Obesity may create additional obstacles for people being treated for COVID-19 in the hospital, such as difficulties with intubation, receiving certain diagnostic tests, and being positioned and transported by nursing staff.
Losing excess weight and maintaining it is hard because of how your body responds to weight loss. After weight loss, the body’s metabolism slows down and appetite hormones change—making you feel more hungry and less full. Healthy eating and physical activity are important, but they may not be enough. Work with your health care provider to find ways to overcome your body's response to weight loss. Together, you can develop a weight-management plan that works for you.

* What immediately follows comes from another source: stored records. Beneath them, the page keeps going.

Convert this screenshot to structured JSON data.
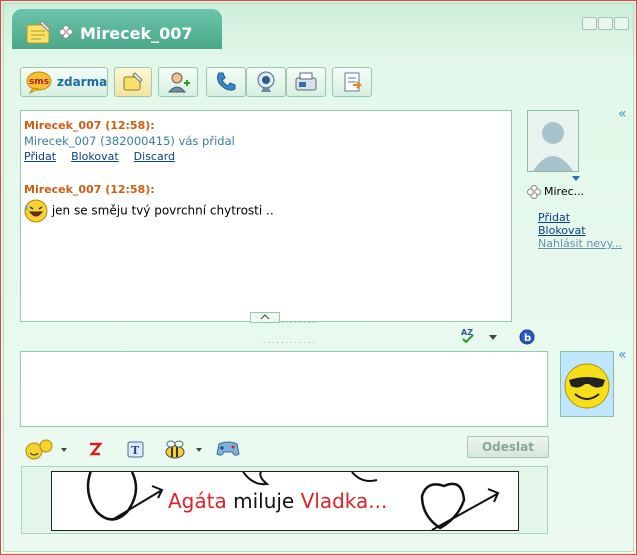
{
  "window": {
    "title": "Mirecek_007"
  },
  "toolbar": {
    "sms_label": "zdarma",
    "sms_badge": "sms"
  },
  "chat": {
    "messages": [
      {
        "sender": "Mirecek_007 (12:58):",
        "text": "Mirecek_007 (382000415) vás přidal",
        "links": [
          "Přidat",
          "Blokovat",
          "Discard"
        ]
      },
      {
        "sender": "Mirecek_007 (12:58):",
        "text": "jen se směju tvý povrchní chytrosti  .."
      }
    ]
  },
  "contact": {
    "name": "Mirec...",
    "links": [
      "Přidat",
      "Blokovat",
      "Nahlásit nevy..."
    ]
  },
  "compose": {
    "send_label": "Odeslat"
  },
  "banner": {
    "part1": "Agáta",
    "part2": "miluje",
    "part3": "Vladka..."
  },
  "colors": {
    "sender": "#d25c11",
    "link": "#0b3f8a",
    "accent": "#4aa889"
  }
}
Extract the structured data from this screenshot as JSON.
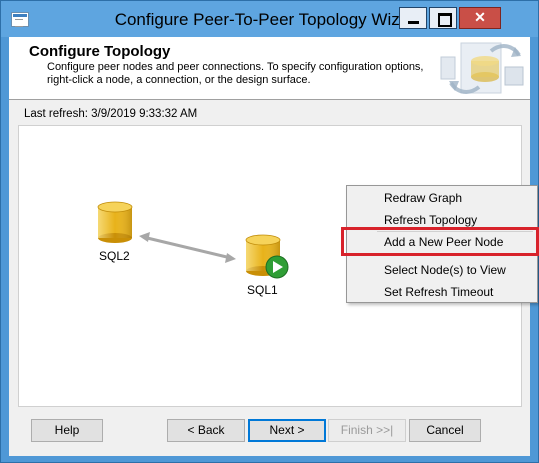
{
  "window": {
    "title": "Configure Peer-To-Peer Topology Wizard",
    "close_glyph": "✕"
  },
  "header": {
    "title": "Configure Topology",
    "subtitle": "Configure peer nodes and peer connections. To specify configuration options, right-click a node, a connection, or the design surface."
  },
  "status": {
    "last_refresh": "Last refresh: 3/9/2019 9:33:32 AM"
  },
  "nodes": [
    {
      "label": "SQL2"
    },
    {
      "label": "SQL1"
    }
  ],
  "context_menu": {
    "items": [
      {
        "label": "Redraw Graph"
      },
      {
        "label": "Refresh Topology"
      },
      {
        "label": "Add a New Peer Node"
      },
      {
        "label": "Select Node(s) to View"
      },
      {
        "label": "Set Refresh Timeout"
      }
    ],
    "highlighted_item": "Add a New Peer Node"
  },
  "buttons": {
    "help": "Help",
    "back": "< Back",
    "next": "Next >",
    "finish": "Finish >>|",
    "cancel": "Cancel"
  },
  "colors": {
    "titlebar": "#5ea5e0",
    "highlight": "#d8222b",
    "node_body": "#e8b21a",
    "play_badge": "#2f9e35"
  },
  "icons": [
    "app-icon",
    "wizard-header-icon",
    "database-icon",
    "play-icon",
    "minimize-icon",
    "maximize-icon",
    "close-icon"
  ]
}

Why is it so hard to keep the pounds off? Well, there’s more to weight management than meets the eye. People may see results when they limit calories, by reducing the size of meals, for example. And find ways to increase physical activity, like taking regular walks around the block. But the body reacts to weight loss by trying to regain weight, making weight management a constant tug-of-war. Metabolism slows down and gets more efficient, requiring fewer calories to do its job. Hormonal signals can also change. The body increases a hunger hormone, called the ghrelin hormone, which tries to get you to eat more calories. And the hormones that tell the brain it's time to stop eating, the “feeling full” signals, decrease. These are just some of the factors that make weight regain so common.
The good news is that there are steps you can take to manage your body’s response to weight loss, even during a pandemic.
Find an obesity care provider to talk about your weight and health today.
Sharing your story, from weight changes to weight-management strategies to your current goals, with your health care provider, is an important part of creating a plan. Complete your report today.